--- Material for this task Enclosed Below ---

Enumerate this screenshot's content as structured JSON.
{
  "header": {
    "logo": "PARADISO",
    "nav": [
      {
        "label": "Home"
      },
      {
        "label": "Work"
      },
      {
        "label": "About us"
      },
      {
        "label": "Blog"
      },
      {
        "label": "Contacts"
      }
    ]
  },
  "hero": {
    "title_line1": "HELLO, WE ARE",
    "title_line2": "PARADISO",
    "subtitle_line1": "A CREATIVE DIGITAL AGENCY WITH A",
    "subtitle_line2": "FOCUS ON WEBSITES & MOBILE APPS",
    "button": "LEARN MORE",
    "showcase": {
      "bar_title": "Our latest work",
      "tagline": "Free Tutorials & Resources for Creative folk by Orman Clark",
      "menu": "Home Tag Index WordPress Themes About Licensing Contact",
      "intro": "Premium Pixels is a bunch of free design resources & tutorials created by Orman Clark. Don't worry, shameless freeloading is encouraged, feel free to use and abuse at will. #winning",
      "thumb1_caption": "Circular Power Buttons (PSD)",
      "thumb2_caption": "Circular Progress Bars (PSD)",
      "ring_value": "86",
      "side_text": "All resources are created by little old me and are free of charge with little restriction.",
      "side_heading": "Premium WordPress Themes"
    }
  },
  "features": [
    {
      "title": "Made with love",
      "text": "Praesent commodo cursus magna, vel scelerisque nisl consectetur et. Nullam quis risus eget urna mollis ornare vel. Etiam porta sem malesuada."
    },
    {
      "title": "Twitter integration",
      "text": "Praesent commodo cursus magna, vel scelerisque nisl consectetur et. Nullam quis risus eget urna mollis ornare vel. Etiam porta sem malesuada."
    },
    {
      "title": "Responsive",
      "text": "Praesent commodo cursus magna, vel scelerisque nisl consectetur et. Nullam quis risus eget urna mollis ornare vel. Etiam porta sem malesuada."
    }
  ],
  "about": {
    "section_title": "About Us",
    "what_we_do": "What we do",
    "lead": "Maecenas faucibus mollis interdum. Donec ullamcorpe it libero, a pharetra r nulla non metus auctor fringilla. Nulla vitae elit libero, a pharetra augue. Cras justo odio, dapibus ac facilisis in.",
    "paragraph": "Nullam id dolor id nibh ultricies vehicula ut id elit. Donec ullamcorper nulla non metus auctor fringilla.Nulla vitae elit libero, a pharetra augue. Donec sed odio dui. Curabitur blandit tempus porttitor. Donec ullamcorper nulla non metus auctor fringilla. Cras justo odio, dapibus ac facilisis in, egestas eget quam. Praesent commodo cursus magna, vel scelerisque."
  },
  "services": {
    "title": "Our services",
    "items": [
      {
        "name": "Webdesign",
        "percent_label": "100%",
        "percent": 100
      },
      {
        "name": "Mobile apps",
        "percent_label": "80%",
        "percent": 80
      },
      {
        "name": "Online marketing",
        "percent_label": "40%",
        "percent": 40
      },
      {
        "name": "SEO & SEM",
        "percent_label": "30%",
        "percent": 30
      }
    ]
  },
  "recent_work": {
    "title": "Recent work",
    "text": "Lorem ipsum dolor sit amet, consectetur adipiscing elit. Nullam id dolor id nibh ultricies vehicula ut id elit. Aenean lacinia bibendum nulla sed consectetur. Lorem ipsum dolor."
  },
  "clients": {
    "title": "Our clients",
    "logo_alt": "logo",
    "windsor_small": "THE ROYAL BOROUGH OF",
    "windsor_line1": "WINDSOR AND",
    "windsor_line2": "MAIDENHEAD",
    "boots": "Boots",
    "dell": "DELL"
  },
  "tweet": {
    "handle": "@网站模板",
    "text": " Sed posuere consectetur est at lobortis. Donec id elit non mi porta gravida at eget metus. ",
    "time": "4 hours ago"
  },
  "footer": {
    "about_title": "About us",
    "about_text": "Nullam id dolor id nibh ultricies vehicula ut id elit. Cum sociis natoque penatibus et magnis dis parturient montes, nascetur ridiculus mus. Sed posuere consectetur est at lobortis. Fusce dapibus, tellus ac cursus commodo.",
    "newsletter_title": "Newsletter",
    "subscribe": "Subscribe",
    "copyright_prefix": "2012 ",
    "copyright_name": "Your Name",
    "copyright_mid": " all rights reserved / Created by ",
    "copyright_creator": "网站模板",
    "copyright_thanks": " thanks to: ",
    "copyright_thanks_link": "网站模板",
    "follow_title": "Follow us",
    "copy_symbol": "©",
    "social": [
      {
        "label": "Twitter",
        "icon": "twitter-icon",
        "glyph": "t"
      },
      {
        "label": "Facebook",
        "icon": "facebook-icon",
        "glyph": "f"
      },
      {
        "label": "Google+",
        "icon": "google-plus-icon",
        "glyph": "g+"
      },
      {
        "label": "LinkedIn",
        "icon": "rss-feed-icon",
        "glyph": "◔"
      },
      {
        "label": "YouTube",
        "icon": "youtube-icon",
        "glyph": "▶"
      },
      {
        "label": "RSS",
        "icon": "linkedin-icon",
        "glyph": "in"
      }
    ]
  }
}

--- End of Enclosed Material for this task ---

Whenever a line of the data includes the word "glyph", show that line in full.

        "glyph": "t"
        "glyph": "f"
        "glyph": "g+"
        "glyph": "◔"
        "glyph": "▶"
        "glyph": "in"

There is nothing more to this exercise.